Questions should be simple and may be open-ended. Quick surveys or questionnaires can be done in a variety of ways:
- A short online survey with your own questions (could be done as a Canvas Quiz, in Qualtrics, or using another online survey or feedback platform)
- A minute paper (for teaching), eg what helped you to learn in this class and what didn't?
- Traffic lights, eg I don't understand; I need help; I get it/do less of this; this is working OK; do more of this
How do I create a survey to get feedback on my teaching?
The Qualtrics survey tool is available to all staff who wish to collect formative and/or summative feedback on their teaching this semester or quarter. There are a number of teaching and course evaluation templates available in the University of Auckland Qualtrics Library that you may use and modify. For instructions and further information, please see the guide on the Qualtrics page.
Examples of formative feedback mechanisms
The Faculty of Business and Economics uses a '5-point fast forward feedback' and a '12-point fast forward feedback' questionnaire for teachers to gather feedback on their teaching. These can be found in the Qualtrics library.
Five-item fast feedback:
- Do more of this...
- Do less of this...
- Start this...
- Stop this....
- If you have any other suggestions, please write them here...
Twelve-item fast feedback:
Use the grading scale below to evaluate the course
1 - strongly disagree; 2 - disagree; 3 - neutral; 4 - agree; 5 - strongly agree
1. The course teaches you what you need to know
2. You know what you have to do on the course
3. This course is well-organised
4. The course is too hard/fast
5. The course is too easy/slow
6. This course is engaging and interesting
7, 8, 9. If you could change three things about the course they would be:
Use the grading scale below to evaluate your performance.
0-20%; 21-40%; 41-60%; 61-80%; 81-100%
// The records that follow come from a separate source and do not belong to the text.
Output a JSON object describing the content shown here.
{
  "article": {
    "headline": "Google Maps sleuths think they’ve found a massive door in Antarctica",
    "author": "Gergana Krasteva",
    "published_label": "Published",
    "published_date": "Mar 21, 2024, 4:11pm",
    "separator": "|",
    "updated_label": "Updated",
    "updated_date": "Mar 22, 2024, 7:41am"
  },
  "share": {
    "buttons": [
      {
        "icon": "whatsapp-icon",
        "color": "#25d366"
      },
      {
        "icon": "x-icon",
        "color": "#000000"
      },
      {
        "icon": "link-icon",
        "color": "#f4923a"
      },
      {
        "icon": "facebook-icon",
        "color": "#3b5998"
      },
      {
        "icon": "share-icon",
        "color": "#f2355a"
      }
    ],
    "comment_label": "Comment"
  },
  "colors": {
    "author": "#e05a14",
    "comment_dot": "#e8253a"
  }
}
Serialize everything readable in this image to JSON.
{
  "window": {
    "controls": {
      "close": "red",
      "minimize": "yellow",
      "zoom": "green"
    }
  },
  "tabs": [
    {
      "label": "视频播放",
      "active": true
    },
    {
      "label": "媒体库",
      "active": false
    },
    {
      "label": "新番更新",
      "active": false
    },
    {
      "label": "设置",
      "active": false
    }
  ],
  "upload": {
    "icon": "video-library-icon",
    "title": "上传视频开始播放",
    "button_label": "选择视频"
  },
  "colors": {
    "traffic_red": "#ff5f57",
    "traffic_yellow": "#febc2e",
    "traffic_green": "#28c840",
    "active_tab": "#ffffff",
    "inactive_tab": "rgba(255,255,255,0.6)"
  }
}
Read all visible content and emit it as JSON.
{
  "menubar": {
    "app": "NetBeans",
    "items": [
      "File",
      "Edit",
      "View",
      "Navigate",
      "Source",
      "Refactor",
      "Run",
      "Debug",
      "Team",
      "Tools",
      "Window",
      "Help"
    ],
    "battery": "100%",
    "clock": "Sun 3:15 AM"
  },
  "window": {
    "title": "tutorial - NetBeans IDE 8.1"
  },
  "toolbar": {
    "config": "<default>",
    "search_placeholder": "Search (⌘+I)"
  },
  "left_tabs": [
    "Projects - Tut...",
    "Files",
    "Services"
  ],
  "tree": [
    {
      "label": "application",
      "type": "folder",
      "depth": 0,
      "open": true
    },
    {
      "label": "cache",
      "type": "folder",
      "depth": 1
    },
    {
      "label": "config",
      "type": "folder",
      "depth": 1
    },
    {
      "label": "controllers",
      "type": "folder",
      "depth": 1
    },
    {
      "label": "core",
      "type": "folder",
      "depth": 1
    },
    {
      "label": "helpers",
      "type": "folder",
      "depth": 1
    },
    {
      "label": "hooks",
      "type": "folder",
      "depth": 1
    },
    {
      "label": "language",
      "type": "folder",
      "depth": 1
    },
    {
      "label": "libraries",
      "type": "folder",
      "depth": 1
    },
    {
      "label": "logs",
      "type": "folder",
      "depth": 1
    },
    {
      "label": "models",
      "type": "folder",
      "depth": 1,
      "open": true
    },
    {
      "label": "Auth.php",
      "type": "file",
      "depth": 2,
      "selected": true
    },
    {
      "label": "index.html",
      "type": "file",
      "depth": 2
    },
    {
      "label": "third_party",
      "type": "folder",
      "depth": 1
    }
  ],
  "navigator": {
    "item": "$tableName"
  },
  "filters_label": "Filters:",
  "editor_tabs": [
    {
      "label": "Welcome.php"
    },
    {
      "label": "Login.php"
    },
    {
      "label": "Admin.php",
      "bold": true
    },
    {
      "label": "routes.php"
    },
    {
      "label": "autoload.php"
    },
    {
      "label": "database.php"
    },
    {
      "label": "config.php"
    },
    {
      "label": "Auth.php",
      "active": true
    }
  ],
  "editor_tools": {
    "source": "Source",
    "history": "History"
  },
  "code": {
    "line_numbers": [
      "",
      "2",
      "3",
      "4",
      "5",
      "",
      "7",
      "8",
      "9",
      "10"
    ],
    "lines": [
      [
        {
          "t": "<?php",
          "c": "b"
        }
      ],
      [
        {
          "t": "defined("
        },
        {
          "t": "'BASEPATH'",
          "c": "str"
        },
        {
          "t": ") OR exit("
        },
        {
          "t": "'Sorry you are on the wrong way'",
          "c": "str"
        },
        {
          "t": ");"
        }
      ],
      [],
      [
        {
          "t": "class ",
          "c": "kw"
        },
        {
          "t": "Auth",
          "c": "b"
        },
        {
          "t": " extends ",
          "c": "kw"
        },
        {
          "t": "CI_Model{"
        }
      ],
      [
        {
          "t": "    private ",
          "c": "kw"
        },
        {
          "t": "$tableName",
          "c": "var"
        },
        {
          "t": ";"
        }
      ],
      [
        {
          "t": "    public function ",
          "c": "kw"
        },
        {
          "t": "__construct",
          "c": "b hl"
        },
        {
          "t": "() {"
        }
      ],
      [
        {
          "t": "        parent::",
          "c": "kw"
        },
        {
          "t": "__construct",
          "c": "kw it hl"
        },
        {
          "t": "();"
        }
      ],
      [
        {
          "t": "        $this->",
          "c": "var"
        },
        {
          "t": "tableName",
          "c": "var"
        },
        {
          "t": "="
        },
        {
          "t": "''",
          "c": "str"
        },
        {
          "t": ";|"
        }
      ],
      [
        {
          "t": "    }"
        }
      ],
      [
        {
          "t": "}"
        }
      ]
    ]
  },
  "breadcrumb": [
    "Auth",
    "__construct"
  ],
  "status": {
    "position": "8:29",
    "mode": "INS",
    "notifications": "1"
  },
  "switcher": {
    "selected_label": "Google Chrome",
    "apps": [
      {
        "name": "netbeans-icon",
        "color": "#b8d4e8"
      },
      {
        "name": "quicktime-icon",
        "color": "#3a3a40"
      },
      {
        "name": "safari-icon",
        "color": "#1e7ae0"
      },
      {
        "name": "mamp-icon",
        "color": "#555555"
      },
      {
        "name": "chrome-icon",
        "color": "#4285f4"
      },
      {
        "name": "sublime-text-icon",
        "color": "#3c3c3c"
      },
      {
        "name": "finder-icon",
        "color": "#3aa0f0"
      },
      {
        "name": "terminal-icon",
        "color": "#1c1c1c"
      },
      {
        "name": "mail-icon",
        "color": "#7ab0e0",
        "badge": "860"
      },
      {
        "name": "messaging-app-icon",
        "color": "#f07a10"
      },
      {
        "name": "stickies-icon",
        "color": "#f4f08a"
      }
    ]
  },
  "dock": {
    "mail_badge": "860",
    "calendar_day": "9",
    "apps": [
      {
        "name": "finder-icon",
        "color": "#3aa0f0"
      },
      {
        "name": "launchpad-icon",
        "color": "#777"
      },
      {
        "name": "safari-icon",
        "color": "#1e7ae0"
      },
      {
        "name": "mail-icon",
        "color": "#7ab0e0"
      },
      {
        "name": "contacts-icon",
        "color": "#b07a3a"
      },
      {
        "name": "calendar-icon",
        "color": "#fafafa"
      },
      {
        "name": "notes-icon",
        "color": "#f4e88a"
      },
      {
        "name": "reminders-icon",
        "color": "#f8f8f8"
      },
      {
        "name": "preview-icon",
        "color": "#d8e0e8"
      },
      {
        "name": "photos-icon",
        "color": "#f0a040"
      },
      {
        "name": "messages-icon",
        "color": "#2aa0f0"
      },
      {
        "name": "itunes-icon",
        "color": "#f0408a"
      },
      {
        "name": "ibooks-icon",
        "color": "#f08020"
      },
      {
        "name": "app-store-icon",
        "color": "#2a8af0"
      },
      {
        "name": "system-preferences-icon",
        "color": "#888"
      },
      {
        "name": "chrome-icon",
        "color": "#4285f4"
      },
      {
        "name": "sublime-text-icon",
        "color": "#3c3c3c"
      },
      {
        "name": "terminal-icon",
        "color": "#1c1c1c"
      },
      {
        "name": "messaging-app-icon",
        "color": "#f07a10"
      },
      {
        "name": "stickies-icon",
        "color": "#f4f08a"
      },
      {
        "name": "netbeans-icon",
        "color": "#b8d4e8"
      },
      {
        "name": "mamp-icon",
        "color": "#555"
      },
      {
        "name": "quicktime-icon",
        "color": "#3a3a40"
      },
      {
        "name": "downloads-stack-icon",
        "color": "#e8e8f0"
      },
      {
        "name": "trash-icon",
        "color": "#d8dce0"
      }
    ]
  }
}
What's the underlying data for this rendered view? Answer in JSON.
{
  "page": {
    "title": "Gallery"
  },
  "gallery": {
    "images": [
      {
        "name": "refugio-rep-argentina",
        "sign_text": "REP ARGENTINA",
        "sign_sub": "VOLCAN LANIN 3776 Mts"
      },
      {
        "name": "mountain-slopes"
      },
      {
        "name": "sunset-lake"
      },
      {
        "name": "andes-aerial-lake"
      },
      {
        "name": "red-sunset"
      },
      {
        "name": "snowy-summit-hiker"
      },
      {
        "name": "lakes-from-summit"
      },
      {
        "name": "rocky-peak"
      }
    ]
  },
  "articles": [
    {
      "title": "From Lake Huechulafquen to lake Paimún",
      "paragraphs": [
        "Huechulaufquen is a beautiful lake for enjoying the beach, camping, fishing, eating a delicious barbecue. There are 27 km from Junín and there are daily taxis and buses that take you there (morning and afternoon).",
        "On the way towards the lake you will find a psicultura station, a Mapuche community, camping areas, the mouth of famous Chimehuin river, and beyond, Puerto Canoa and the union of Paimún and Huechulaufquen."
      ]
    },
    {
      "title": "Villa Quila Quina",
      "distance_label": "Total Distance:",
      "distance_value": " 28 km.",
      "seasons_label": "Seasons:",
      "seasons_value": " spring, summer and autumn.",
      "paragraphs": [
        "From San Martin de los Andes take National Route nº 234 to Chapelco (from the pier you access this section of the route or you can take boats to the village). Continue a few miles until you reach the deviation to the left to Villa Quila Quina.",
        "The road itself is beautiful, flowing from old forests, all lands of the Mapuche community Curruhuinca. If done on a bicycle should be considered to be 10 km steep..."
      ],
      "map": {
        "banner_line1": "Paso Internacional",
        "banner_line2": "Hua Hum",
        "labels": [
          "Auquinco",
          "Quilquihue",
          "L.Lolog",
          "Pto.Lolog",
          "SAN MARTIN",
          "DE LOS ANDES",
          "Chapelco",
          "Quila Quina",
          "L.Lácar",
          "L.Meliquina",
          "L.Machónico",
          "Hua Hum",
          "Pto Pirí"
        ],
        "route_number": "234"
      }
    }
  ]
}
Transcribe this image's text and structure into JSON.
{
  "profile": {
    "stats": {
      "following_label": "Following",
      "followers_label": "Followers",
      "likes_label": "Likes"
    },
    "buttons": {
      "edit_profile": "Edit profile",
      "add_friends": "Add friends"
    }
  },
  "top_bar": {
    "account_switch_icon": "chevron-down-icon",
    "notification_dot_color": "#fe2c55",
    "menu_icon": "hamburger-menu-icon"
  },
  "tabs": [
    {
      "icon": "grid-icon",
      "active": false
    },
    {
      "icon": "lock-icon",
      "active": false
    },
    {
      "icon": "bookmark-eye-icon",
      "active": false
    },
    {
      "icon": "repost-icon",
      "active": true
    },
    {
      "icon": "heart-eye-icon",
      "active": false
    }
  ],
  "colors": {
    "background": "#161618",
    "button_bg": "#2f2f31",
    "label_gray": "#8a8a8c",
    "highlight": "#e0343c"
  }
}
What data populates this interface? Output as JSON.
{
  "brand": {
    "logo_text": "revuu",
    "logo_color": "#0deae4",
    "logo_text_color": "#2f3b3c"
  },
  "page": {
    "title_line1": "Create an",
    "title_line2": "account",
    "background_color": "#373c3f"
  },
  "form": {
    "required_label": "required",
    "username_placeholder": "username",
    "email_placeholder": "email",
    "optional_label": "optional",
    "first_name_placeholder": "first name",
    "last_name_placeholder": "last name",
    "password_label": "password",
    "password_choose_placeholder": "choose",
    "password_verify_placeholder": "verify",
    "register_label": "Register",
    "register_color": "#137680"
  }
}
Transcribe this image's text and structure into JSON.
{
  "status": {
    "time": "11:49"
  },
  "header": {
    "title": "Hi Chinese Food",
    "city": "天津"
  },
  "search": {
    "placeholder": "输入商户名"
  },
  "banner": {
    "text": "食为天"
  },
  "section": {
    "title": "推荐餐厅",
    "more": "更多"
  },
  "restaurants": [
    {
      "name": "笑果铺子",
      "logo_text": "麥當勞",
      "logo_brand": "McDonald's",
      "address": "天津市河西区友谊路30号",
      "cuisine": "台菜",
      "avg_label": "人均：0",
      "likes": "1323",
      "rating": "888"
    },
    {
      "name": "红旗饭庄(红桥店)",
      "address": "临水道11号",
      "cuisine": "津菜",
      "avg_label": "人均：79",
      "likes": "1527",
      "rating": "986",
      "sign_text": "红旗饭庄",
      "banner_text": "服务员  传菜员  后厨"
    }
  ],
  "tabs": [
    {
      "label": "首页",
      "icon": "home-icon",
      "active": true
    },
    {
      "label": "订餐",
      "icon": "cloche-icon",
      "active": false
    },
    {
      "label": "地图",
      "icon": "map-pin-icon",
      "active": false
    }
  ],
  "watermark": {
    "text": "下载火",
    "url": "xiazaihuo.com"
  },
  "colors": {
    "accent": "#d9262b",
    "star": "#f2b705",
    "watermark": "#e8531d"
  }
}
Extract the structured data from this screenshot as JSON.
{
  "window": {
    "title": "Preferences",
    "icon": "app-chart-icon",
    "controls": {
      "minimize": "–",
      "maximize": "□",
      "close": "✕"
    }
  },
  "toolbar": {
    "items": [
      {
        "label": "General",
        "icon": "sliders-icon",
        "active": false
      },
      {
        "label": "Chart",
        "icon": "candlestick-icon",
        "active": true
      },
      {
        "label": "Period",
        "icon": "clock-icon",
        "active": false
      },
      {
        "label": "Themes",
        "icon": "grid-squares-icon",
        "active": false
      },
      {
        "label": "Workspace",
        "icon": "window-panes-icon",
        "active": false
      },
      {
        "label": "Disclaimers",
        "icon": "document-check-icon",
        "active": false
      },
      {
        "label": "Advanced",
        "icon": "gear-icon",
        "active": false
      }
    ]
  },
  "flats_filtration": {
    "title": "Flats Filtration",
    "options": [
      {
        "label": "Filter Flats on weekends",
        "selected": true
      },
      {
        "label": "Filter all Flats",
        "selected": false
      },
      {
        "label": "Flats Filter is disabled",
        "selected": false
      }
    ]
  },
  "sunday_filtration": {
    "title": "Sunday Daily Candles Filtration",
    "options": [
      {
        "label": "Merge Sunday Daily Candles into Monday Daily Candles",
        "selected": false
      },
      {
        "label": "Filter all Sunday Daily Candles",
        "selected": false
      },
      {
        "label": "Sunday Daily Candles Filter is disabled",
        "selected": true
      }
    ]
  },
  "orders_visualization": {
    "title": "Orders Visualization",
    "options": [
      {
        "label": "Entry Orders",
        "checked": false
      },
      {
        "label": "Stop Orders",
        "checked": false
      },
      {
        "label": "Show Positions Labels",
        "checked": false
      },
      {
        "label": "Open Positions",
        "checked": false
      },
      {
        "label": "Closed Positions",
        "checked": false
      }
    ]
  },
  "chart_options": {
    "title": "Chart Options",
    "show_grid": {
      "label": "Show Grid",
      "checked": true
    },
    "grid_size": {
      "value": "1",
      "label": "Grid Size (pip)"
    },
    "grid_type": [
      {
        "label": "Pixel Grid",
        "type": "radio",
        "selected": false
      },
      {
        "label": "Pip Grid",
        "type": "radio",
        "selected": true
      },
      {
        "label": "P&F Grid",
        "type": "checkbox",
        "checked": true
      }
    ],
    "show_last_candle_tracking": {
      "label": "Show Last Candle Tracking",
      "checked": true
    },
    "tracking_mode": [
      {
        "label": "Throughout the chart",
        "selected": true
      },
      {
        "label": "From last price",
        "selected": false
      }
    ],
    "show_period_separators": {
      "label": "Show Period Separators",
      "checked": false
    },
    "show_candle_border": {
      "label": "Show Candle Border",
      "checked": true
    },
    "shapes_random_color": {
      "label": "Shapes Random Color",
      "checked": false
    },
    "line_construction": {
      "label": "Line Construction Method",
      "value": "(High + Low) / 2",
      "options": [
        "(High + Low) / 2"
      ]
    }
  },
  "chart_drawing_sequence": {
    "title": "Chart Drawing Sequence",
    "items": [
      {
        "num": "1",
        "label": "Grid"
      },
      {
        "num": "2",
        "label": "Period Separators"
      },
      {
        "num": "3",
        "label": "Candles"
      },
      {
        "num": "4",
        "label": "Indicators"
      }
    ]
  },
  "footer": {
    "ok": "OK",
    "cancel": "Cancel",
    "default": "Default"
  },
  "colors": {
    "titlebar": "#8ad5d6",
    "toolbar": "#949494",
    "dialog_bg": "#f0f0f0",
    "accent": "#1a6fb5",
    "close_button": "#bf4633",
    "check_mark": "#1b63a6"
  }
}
10. Approximately how many of the taught sessions offered have you attended?
11. Approximately how much of the set reading and out-of-class work have you done?
12. How could you improve your performance on the course?
Templates for these fast feedback questionnaires are available in the University of Auckland Qualtrics Library.
This is another mechanism that you can use to get feedback on your teaching and some faculties have established processes for organising peer review of teaching. The University of Auckland has created resources on peer review of teaching, including templates, observation forms, and guidance on procedure. These resources are on the CLeaR website.